Certainly though, what we're emphasizing right now though, Mike, is you can be within your 90 days and still develop symptoms and if you are, we want you to report those. Don't just assume that, hey, I'm in my 90 days, I can't be infected. Currently though, we do still have the 90-day test holiday as part of this protocol but, we are emphasizing that symptom reporting is still to important in this group also. 

QUESTION: Do you have a percentage of players that have been boosted to this point? And then, you know playing off of that a little bit, are you guys doing anything beyond education to encourage players to get boosted?

Dr. Sills: I didn't announce a number yet we're still updating that day-by-day. We have had teams that have had booster clinics. I think the events of this week have produced even more enthusiasm and interest in the booster, so we'll be updating those numbers and we're happy to share with people the percent of people who are getting boosted but it's literally happening on a day-by-day basis and we'll be glad to share that.

We are doing as much education and emphasis around this as we can.
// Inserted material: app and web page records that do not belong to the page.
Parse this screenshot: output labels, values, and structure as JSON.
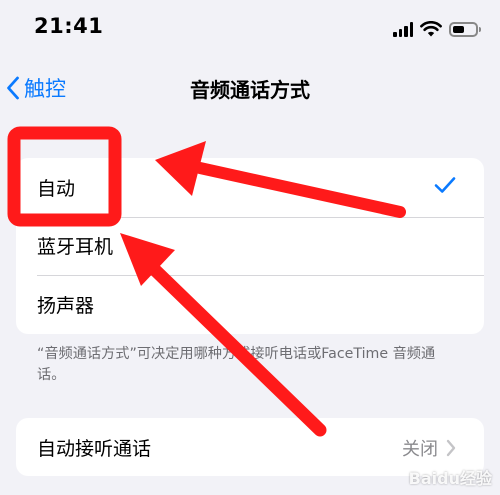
{
  "status_bar": {
    "time": "21:41",
    "icons": [
      "cellular-signal-icon",
      "wifi-icon",
      "battery-icon"
    ]
  },
  "nav": {
    "back_label": "触控",
    "title": "音频通话方式"
  },
  "options": [
    {
      "label": "自动",
      "selected": true
    },
    {
      "label": "蓝牙耳机",
      "selected": false
    },
    {
      "label": "扬声器",
      "selected": false
    }
  ],
  "footnote": "“音频通话方式”可决定用哪种方式接听电话或FaceTime 音频通话。",
  "auto_answer": {
    "label": "自动接听通话",
    "value": "关闭"
  },
  "colors": {
    "accent": "#0a7aff",
    "annotation_red": "#ff1a1a",
    "background": "#f2f2f7"
  },
  "watermark": "Baidu经验"
}
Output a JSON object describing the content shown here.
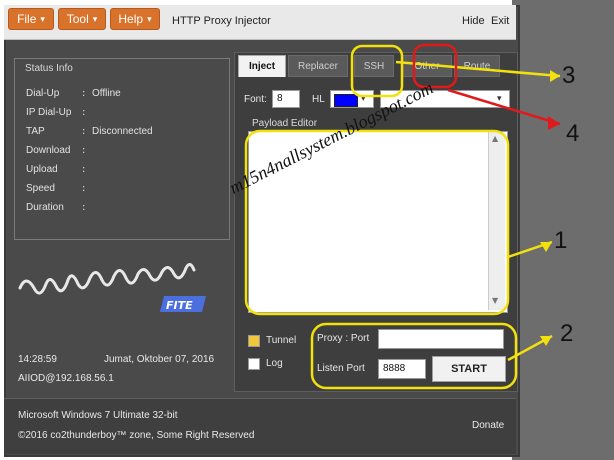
{
  "menus": [
    {
      "label": "File",
      "caret": "▾"
    },
    {
      "label": "Tool",
      "caret": "▾"
    },
    {
      "label": "Help",
      "caret": "▾"
    }
  ],
  "window": {
    "title": "HTTP Proxy Injector",
    "hide": "Hide",
    "exit": "Exit"
  },
  "status": {
    "title": "Status Info",
    "rows": [
      {
        "label": "Dial-Up",
        "value": "Offline"
      },
      {
        "label": "IP Dial-Up",
        "value": ""
      },
      {
        "label": "TAP",
        "value": "Disconnected"
      },
      {
        "label": "Download",
        "value": ""
      },
      {
        "label": "Upload",
        "value": ""
      },
      {
        "label": "Speed",
        "value": ""
      },
      {
        "label": "Duration",
        "value": ""
      }
    ]
  },
  "info": {
    "time": "14:28:59",
    "date": "Jumat, Oktober 07, 2016",
    "host": "AIIOD@192.168.56.1"
  },
  "tabs": [
    "Inject",
    "Replacer",
    "SSH",
    "Other",
    "Route"
  ],
  "editor_controls": {
    "font_label": "Font:",
    "font_value": "8",
    "hl_label": "HL",
    "hl_color": "#0000ff",
    "payload_label": "Payload Editor"
  },
  "options": {
    "tunnel": "Tunnel",
    "log": "Log",
    "proxy_label": "Proxy : Port",
    "proxy_value": "",
    "listen_label": "Listen Port",
    "listen_value": "8888",
    "start": "START"
  },
  "footer": {
    "os": "Microsoft Windows 7 Ultimate  32-bit",
    "copyright": "©2016  co2thunderboy™ zone, Some Right Reserved",
    "donate": "Donate"
  },
  "watermark": "m15n4nallsystem.blogspot.com",
  "annotations": [
    "1",
    "2",
    "3",
    "4"
  ],
  "colors": {
    "menu_orange": "#d9722a",
    "highlight_yellow": "#f2e10d",
    "highlight_red": "#e01a1a"
  }
}
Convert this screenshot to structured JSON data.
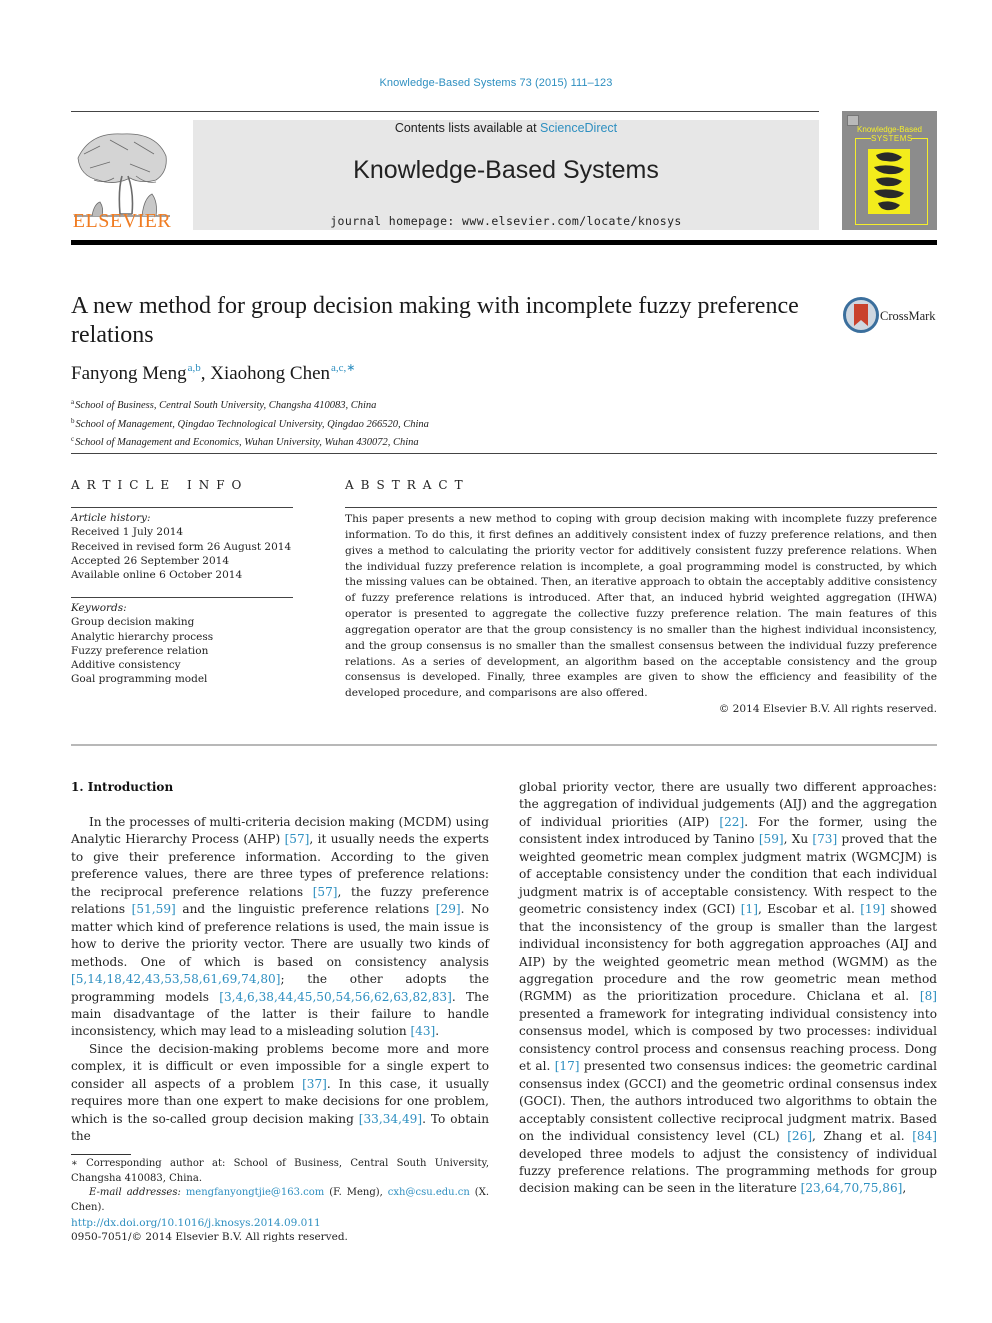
{
  "header": {
    "citation": "Knowledge-Based Systems 73 (2015) 111–123",
    "contents_prefix": "Contents lists available at ",
    "contents_link": "ScienceDirect",
    "journal_name": "Knowledge-Based Systems",
    "homepage_prefix": "journal homepage: ",
    "homepage_url": "www.elsevier.com/locate/knosys",
    "publisher_logo_text": "ELSEVIER",
    "cover_title_line1": "Knowledge-Based",
    "cover_title_line2": "SYSTEMS",
    "crossmark_label": "CrossMark",
    "colors": {
      "link": "#2e8fc0",
      "elsevier_orange": "#f07c22",
      "banner_grey": "#e7e7e7",
      "cover_grey": "#8c8c8c",
      "cover_yellow": "#f5ee2a"
    }
  },
  "article": {
    "title": "A new method for group decision making with incomplete fuzzy preference relations",
    "authors": [
      {
        "name": "Fanyong Meng",
        "sup": "a,b"
      },
      {
        "name": "Xiaohong Chen",
        "sup": "a,c,∗"
      }
    ],
    "author_separator": ", ",
    "affiliations": [
      {
        "key": "a",
        "text": "School of Business, Central South University, Changsha 410083, China"
      },
      {
        "key": "b",
        "text": "School of Management, Qingdao Technological University, Qingdao 266520, China"
      },
      {
        "key": "c",
        "text": "School of Management and Economics, Wuhan University, Wuhan 430072, China"
      }
    ]
  },
  "article_info": {
    "heading": "ARTICLE INFO",
    "history_label": "Article history:",
    "history": [
      "Received 1 July 2014",
      "Received in revised form 26 August 2014",
      "Accepted 26 September 2014",
      "Available online 6 October 2014"
    ],
    "keywords_label": "Keywords:",
    "keywords": [
      "Group decision making",
      "Analytic hierarchy process",
      "Fuzzy preference relation",
      "Additive consistency",
      "Goal programming model"
    ]
  },
  "abstract": {
    "heading": "ABSTRACT",
    "text": "This paper presents a new method to coping with group decision making with incomplete fuzzy preference information. To do this, it first defines an additively consistent index of fuzzy preference relations, and then gives a method to calculating the priority vector for additively consistent fuzzy preference relations. When the individual fuzzy preference relation is incomplete, a goal programming model is constructed, by which the missing values can be obtained. Then, an iterative approach to obtain the acceptably additive consistency of fuzzy preference relations is introduced. After that, an induced hybrid weighted aggregation (IHWA) operator is presented to aggregate the collective fuzzy preference relation. The main features of this aggregation operator are that the group consistency is no smaller than the highest individual inconsistency, and the group consensus is no smaller than the smallest consensus between the individual fuzzy preference relations. As a series of development, an algorithm based on the acceptable consistency and the group consensus is developed. Finally, three examples are given to show the efficiency and feasibility of the developed procedure, and comparisons are also offered.",
    "copyright": "© 2014 Elsevier B.V. All rights reserved."
  },
  "body": {
    "section_heading": "1. Introduction",
    "left_paragraphs": [
      [
        {
          "t": "In the processes of multi-criteria decision making (MCDM) using Analytic Hierarchy Process (AHP) "
        },
        {
          "ref": "[57]"
        },
        {
          "t": ", it usually needs the experts to give their preference information. According to the given preference values, there are three types of preference relations: the reciprocal preference relations "
        },
        {
          "ref": "[57]"
        },
        {
          "t": ", the fuzzy preference relations "
        },
        {
          "ref": "[51,59]"
        },
        {
          "t": " and the linguistic preference relations "
        },
        {
          "ref": "[29]"
        },
        {
          "t": ". No matter which kind of preference relations is used, the main issue is how to derive the priority vector. There are usually two kinds of methods. One of which is based on consistency analysis "
        },
        {
          "ref": "[5,14,18,42,43,53,58,61,69,74,80]"
        },
        {
          "t": "; the other adopts the programming models "
        },
        {
          "ref": "[3,4,6,38,44,45,50,54,56,62,63,82,83]"
        },
        {
          "t": ". The main disadvantage of the latter is their failure to handle inconsistency, which may lead to a misleading solution "
        },
        {
          "ref": "[43]"
        },
        {
          "t": "."
        }
      ],
      [
        {
          "t": "Since the decision-making problems become more and more complex, it is difficult or even impossible for a single expert to consider all aspects of a problem "
        },
        {
          "ref": "[37]"
        },
        {
          "t": ". In this case, it usually requires more than one expert to make decisions for one problem, which is the so-called group decision making "
        },
        {
          "ref": "[33,34,49]"
        },
        {
          "t": ". To obtain the"
        }
      ]
    ],
    "right_paragraphs": [
      [
        {
          "t": "global priority vector, there are usually two different approaches: the aggregation of individual judgements (AIJ) and the aggregation of individual priorities (AIP) "
        },
        {
          "ref": "[22]"
        },
        {
          "t": ". For the former, using the consistent index introduced by Tanino "
        },
        {
          "ref": "[59]"
        },
        {
          "t": ", Xu "
        },
        {
          "ref": "[73]"
        },
        {
          "t": " proved that the weighted geometric mean complex judgment matrix (WGMCJM) is of acceptable consistency under the condition that each individual judgment matrix is of acceptable consistency. With respect to the geometric consistency index (GCI) "
        },
        {
          "ref": "[1]"
        },
        {
          "t": ", Escobar et al. "
        },
        {
          "ref": "[19]"
        },
        {
          "t": " showed that the inconsistency of the group is smaller than the largest individual inconsistency for both aggregation approaches (AIJ and AIP) by the weighted geometric mean method (WGMM) as the aggregation procedure and the row geometric mean method (RGMM) as the prioritization procedure. Chiclana et al. "
        },
        {
          "ref": "[8]"
        },
        {
          "t": " presented a framework for integrating individual consistency into consensus model, which is composed by two processes: individual consistency control process and consensus reaching process. Dong et al. "
        },
        {
          "ref": "[17]"
        },
        {
          "t": " presented two consensus indices: the geometric cardinal consensus index (GCCI) and the geometric ordinal consensus index (GOCI). Then, the authors introduced two algorithms to obtain the acceptably consistent collective reciprocal judgment matrix. Based on the individual consistency level (CL) "
        },
        {
          "ref": "[26]"
        },
        {
          "t": ", Zhang et al. "
        },
        {
          "ref": "[84]"
        },
        {
          "t": " developed three models to adjust the consistency of individual fuzzy preference relations. The programming methods for group decision making can be seen in the literature "
        },
        {
          "ref": "[23,64,70,75,86]"
        },
        {
          "t": ","
        }
      ]
    ]
  },
  "footnote": {
    "corresponding": "∗ Corresponding author at: School of Business, Central South University, Changsha 410083, China.",
    "email_label": "E-mail addresses: ",
    "emails": [
      {
        "address": "mengfanyongtjie@163.com",
        "who": " (F. Meng), "
      },
      {
        "address": "cxh@csu.edu.cn",
        "who": " (X. Chen)."
      }
    ],
    "doi": "http://dx.doi.org/10.1016/j.knosys.2014.09.011",
    "issn": "0950-7051/© 2014 Elsevier B.V. All rights reserved."
  }
}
We put out a video with some of our experts, we've sent out information, talking points, obviously we've talked with our colleagues at the PA, they are having conversations as well and again, each team is approaching this much like they did the original vaccination with what are the most effective ways to get the information in people's hands. So, it is a multi-modality effort and it'll be a sustained effort, Albert, I don't think it's a one-and-done, it's something where we have to continue to have those conversations and obviously, we're going to continue to get data about the effectiveness of boosters. And I think to echo something Dr. O'Neal said, boosters are still going to matter. They're still going to be a part of the solution and the bottom line is, if you want to be as healthy as you can and give yourself the best chance to avoid infection, we think boosters are still very important. So, we will definitely continue to emphasize those. 

QUESTION: Are you guys happy with where the numbers are or where things are going as far as the rate of players that have gotten boostered?

Dr. Sills: I think there's always room for improvement and again, I'd love to see everyone in our team environment be boosted. Whether it be player, coach staff member or anyone, I myself am boosted, I have my whole family boosted, that's how much I believe in it. So, we'll continue to work against that goal. Basically, I would say I'm not going to be satisfied until that's 100% but we know that we've got work to do there. 

QUESTION: If a player is randomly selected for testing, has no symptoms and then tests positive, does he still go on the COVID list?

Dr. Sills: At this point, we have no plan, it is not our policy to put players, coaches or staff members who have tested positive, in the team environment. We believe that they have to be removed from the team environment until they meet the criteria of clearing via the negative test. Once we verify that it is indeed a true positive test.

QUESTION: In that memo yesterday on the games being rescheduled, it said that the league did not anticipate that they would be rescheduled again, under any circumstances. Dr. Sills, since this was a medical decision to move those games, what is the level of confidence that, specifically with the three teams, that you have stopped the uncontrolled spread of COVID in those facilities?

Dr. Sills: We have that confidence right now, today, but obviously that's something that we just always have to reevaluate. Many of you have heard me say that I like to quote Yogi Berra. It's tough to make predictions, especially about the future, right. We know that things can change very quickly so we'll continue to monitor those situations. As we sit here today, I think all of the data that we have suggests to us that we do have an understanding of those factors I mentioned earlier and that we can go forward safely with those games on the schedule as we have planned right now.